__Exercise requirements__.
Find how many lines below hold "Secrets", and give that number as the entire answer.

__Input records__.

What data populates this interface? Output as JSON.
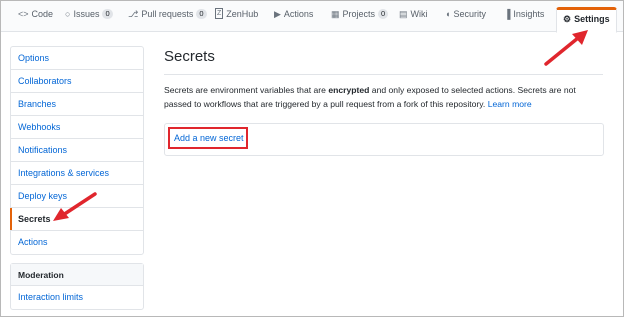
{
  "tabs": [
    {
      "icon": "code-icon",
      "glyph": "<>",
      "label": "Code"
    },
    {
      "icon": "issues-icon",
      "glyph": "○",
      "label": "Issues",
      "count": "0"
    },
    {
      "icon": "pull-request-icon",
      "glyph": "⎇",
      "label": "Pull requests",
      "count": "0"
    },
    {
      "icon": "zenhub-icon",
      "glyph": "Z",
      "label": "ZenHub"
    },
    {
      "icon": "actions-icon",
      "glyph": "▶",
      "label": "Actions"
    },
    {
      "icon": "projects-icon",
      "glyph": "▦",
      "label": "Projects",
      "count": "0"
    },
    {
      "icon": "wiki-icon",
      "glyph": "▤",
      "label": "Wiki"
    },
    {
      "icon": "security-icon",
      "glyph": "◖",
      "label": "Security"
    },
    {
      "icon": "insights-icon",
      "glyph": "▐",
      "label": "Insights"
    },
    {
      "icon": "gear-icon",
      "glyph": "⚙",
      "label": "Settings",
      "active": true
    }
  ],
  "sidebar": {
    "items": [
      {
        "label": "Options"
      },
      {
        "label": "Collaborators"
      },
      {
        "label": "Branches"
      },
      {
        "label": "Webhooks"
      },
      {
        "label": "Notifications"
      },
      {
        "label": "Integrations & services"
      },
      {
        "label": "Deploy keys"
      },
      {
        "label": "Secrets",
        "selected": true
      },
      {
        "label": "Actions"
      }
    ],
    "moderation": {
      "heading": "Moderation",
      "items": [
        {
          "label": "Interaction limits"
        }
      ]
    }
  },
  "main": {
    "title": "Secrets",
    "desc_part1": "Secrets are environment variables that are ",
    "desc_bold": "encrypted",
    "desc_part2": " and only exposed to selected actions. Secrets are not passed to workflows that are triggered by a pull request from a fork of this repository. ",
    "learn_more": "Learn more",
    "add_secret": "Add a new secret"
  },
  "colors": {
    "accent": "#e36209",
    "link": "#0366d6",
    "annotation": "#e0262d"
  }
}
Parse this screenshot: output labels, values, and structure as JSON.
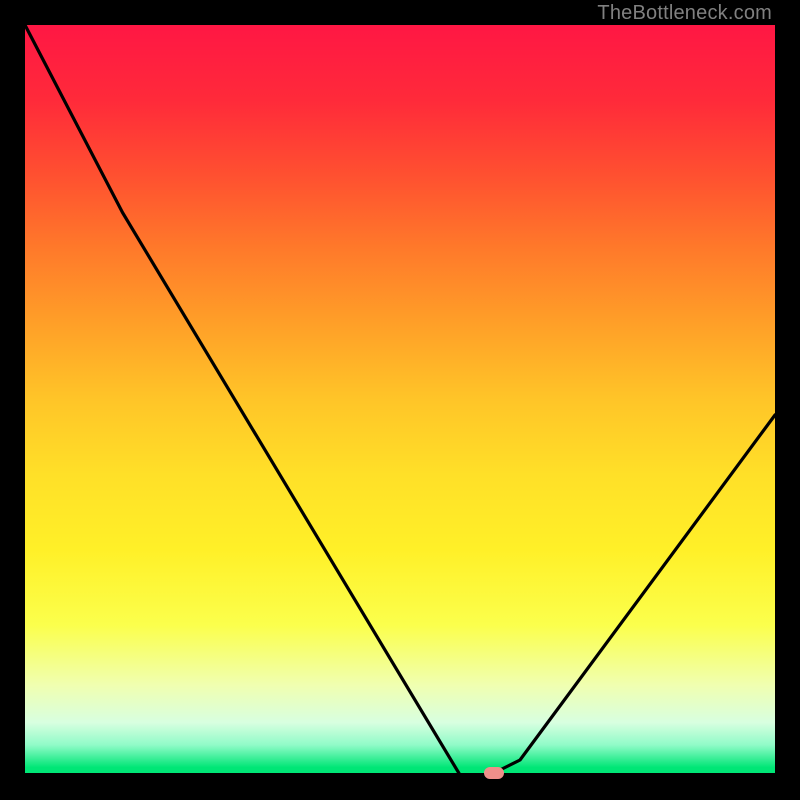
{
  "watermark": "TheBottleneck.com",
  "chart_data": {
    "type": "line",
    "title": "",
    "xlabel": "",
    "ylabel": "",
    "xlim": [
      0,
      100
    ],
    "ylim": [
      0,
      100
    ],
    "grid": false,
    "legend": false,
    "background": "red-yellow-green vertical gradient",
    "series": [
      {
        "name": "bottleneck-curve",
        "color": "#000000",
        "x": [
          0,
          13,
          58,
          62,
          66,
          100
        ],
        "y": [
          100,
          75,
          0,
          0,
          2,
          48
        ]
      }
    ],
    "marker": {
      "name": "optimal-point",
      "shape": "rounded-rect",
      "color": "#ef8f8a",
      "x": 62.5,
      "y": 0
    }
  }
}
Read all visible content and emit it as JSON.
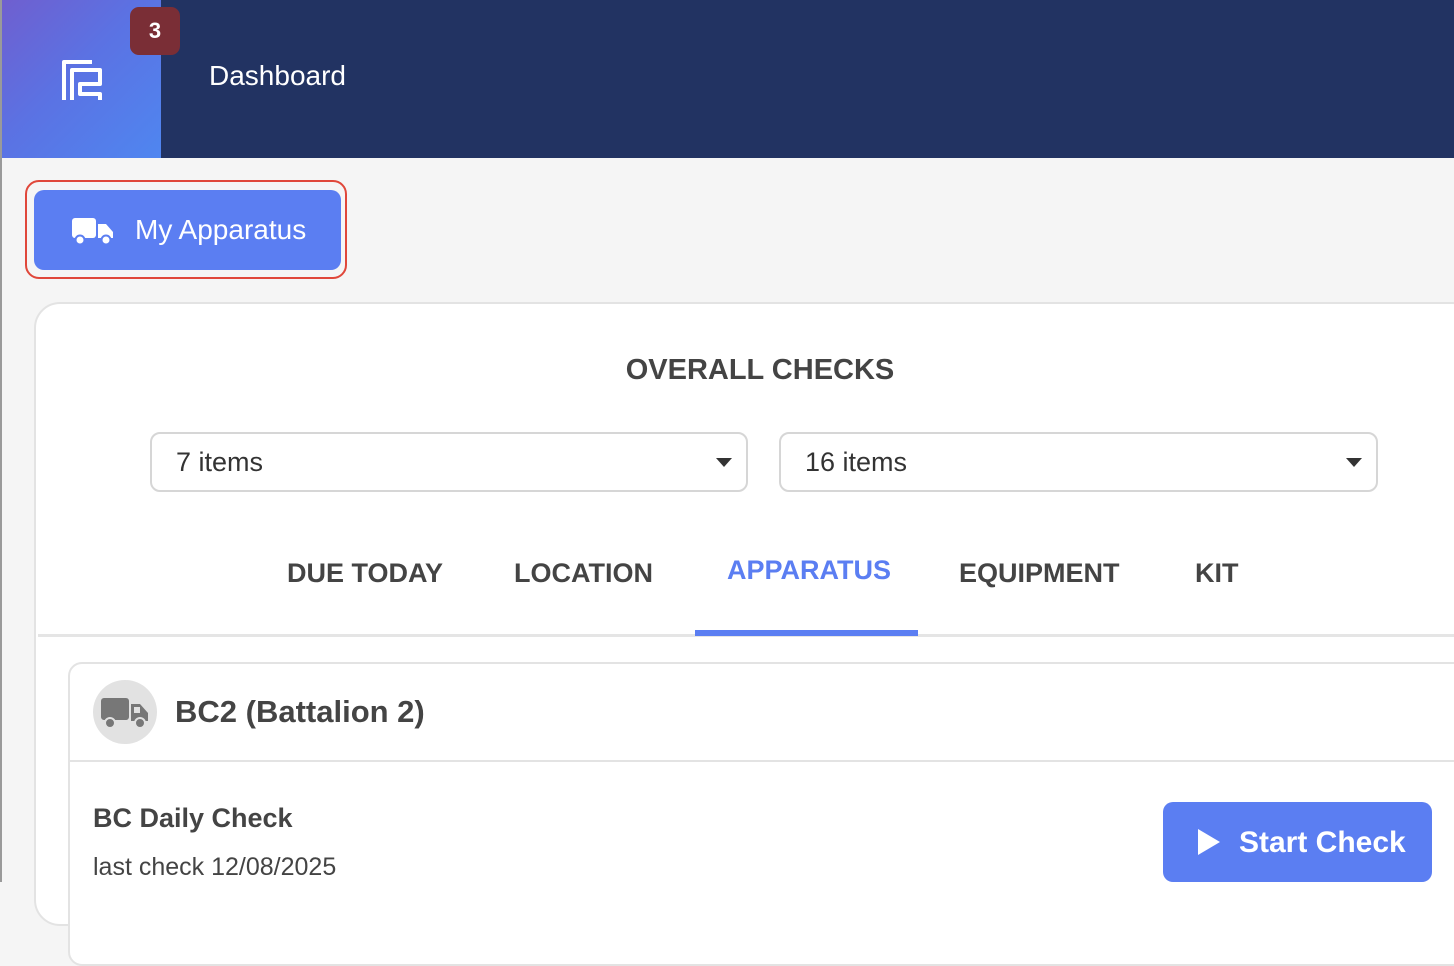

__Answer for the task__.
4